> [WORK ITEM]:
Return every record exactly. Omit nothing.

> [INPUT DATA]:

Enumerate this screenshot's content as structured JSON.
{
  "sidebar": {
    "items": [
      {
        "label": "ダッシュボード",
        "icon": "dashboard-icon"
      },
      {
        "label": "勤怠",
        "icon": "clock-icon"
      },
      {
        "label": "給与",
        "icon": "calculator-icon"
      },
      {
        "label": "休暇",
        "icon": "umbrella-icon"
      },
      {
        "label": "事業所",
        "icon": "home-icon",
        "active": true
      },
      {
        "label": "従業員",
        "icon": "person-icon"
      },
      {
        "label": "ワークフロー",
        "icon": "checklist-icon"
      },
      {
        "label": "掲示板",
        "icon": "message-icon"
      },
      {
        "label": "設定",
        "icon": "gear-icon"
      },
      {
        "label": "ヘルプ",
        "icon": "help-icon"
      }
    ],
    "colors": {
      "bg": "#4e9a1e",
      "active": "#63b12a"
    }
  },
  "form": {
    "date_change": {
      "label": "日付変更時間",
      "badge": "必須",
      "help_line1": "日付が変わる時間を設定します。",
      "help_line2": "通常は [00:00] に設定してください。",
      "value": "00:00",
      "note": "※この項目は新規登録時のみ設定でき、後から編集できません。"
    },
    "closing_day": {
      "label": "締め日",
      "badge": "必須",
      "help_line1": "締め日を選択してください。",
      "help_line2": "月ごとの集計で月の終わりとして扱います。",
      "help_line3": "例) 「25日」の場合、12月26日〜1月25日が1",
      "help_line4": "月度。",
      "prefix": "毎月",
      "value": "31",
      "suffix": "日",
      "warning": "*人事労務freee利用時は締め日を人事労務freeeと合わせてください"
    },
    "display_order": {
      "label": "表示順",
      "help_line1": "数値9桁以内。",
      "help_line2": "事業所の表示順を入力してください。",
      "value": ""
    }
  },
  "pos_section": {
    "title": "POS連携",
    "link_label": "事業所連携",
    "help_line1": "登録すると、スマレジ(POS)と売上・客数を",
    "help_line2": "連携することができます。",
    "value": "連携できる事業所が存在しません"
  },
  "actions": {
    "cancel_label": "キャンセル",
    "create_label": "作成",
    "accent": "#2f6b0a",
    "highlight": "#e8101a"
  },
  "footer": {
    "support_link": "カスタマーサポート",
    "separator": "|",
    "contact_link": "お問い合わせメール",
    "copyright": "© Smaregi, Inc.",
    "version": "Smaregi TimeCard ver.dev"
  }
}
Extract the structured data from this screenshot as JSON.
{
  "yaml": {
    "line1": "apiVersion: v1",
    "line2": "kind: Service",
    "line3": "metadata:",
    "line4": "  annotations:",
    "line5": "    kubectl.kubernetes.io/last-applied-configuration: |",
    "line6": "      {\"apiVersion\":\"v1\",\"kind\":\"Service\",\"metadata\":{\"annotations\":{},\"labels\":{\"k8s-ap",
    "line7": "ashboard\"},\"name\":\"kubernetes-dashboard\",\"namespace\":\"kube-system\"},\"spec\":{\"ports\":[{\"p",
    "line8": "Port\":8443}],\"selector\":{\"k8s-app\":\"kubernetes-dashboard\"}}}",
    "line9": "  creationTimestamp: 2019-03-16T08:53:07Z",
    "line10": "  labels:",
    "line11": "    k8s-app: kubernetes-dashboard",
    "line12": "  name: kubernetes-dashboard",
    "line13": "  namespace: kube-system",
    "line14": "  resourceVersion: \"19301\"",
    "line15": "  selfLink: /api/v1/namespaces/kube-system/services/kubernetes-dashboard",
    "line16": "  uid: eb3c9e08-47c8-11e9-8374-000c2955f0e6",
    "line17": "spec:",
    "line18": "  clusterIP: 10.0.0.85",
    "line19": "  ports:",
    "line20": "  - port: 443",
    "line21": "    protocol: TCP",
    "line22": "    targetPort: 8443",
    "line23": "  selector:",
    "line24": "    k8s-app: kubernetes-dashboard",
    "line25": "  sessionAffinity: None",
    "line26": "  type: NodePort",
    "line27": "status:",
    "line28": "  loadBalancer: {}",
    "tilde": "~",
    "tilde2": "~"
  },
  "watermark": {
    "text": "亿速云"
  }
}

> [RESPONSE TO THE EXERCISE]:
Enumerate this screenshot's content as structured JSON.
{
  "sidebar": {
    "items": [
      {
        "label": "ダッシュボード",
        "icon": "dashboard-icon"
      },
      {
        "label": "勤怠",
        "icon": "clock-icon"
      },
      {
        "label": "給与",
        "icon": "calculator-icon"
      },
      {
        "label": "休暇",
        "icon": "umbrella-icon"
      },
      {
        "label": "事業所",
        "icon": "home-icon",
        "active": true
      },
      {
        "label": "従業員",
        "icon": "person-icon"
      },
      {
        "label": "ワークフロー",
        "icon": "checklist-icon"
      },
      {
        "label": "掲示板",
        "icon": "message-icon"
      },
      {
        "label": "設定",
        "icon": "gear-icon"
      },
      {
        "label": "ヘルプ",
        "icon": "help-icon"
      }
    ],
    "colors": {
      "bg": "#4e9a1e",
      "active": "#63b12a"
    }
  },
  "form": {
    "date_change": {
      "label": "日付変更時間",
      "badge": "必須",
      "help_line1": "日付が変わる時間を設定します。",
      "help_line2": "通常は [00:00] に設定してください。",
      "value": "00:00",
      "note": "※この項目は新規登録時のみ設定でき、後から編集できません。"
    },
    "closing_day": {
      "label": "締め日",
      "badge": "必須",
      "help_line1": "締め日を選択してください。",
      "help_line2": "月ごとの集計で月の終わりとして扱います。",
      "help_line3": "例) 「25日」の場合、12月26日〜1月25日が1",
      "help_line4": "月度。",
      "prefix": "毎月",
      "value": "31",
      "suffix": "日",
      "warning": "*人事労務freee利用時は締め日を人事労務freeeと合わせてください"
    },
    "display_order": {
      "label": "表示順",
      "help_line1": "数値9桁以内。",
      "help_line2": "事業所の表示順を入力してください。",
      "value": ""
    }
  },
  "pos_section": {
    "title": "POS連携",
    "link_label": "事業所連携",
    "help_line1": "登録すると、スマレジ(POS)と売上・客数を",
    "help_line2": "連携することができます。",
    "value": "連携できる事業所が存在しません"
  },
  "actions": {
    "cancel_label": "キャンセル",
    "create_label": "作成",
    "accent": "#2f6b0a",
    "highlight": "#e8101a"
  },
  "footer": {
    "support_link": "カスタマーサポート",
    "separator": "|",
    "contact_link": "お問い合わせメール",
    "copyright": "© Smaregi, Inc.",
    "version": "Smaregi TimeCard ver.dev"
  }
}
Extract the structured data from this screenshot as JSON.
{
  "yaml": {
    "line1": "apiVersion: v1",
    "line2": "kind: Service",
    "line3": "metadata:",
    "line4": "  annotations:",
    "line5": "    kubectl.kubernetes.io/last-applied-configuration: |",
    "line6": "      {\"apiVersion\":\"v1\",\"kind\":\"Service\",\"metadata\":{\"annotations\":{},\"labels\":{\"k8s-ap",
    "line7": "ashboard\"},\"name\":\"kubernetes-dashboard\",\"namespace\":\"kube-system\"},\"spec\":{\"ports\":[{\"p",
    "line8": "Port\":8443}],\"selector\":{\"k8s-app\":\"kubernetes-dashboard\"}}}",
    "line9": "  creationTimestamp: 2019-03-16T08:53:07Z",
    "line10": "  labels:",
    "line11": "    k8s-app: kubernetes-dashboard",
    "line12": "  name: kubernetes-dashboard",
    "line13": "  namespace: kube-system",
    "line14": "  resourceVersion: \"19301\"",
    "line15": "  selfLink: /api/v1/namespaces/kube-system/services/kubernetes-dashboard",
    "line16": "  uid: eb3c9e08-47c8-11e9-8374-000c2955f0e6",
    "line17": "spec:",
    "line18": "  clusterIP: 10.0.0.85",
    "line19": "  ports:",
    "line20": "  - port: 443",
    "line21": "    protocol: TCP",
    "line22": "    targetPort: 8443",
    "line23": "  selector:",
    "line24": "    k8s-app: kubernetes-dashboard",
    "line25": "  sessionAffinity: None",
    "line26": "  type: NodePort",
    "line27": "status:",
    "line28": "  loadBalancer: {}",
    "tilde": "~",
    "tilde2": "~"
  },
  "watermark": {
    "text": "亿速云"
  }
}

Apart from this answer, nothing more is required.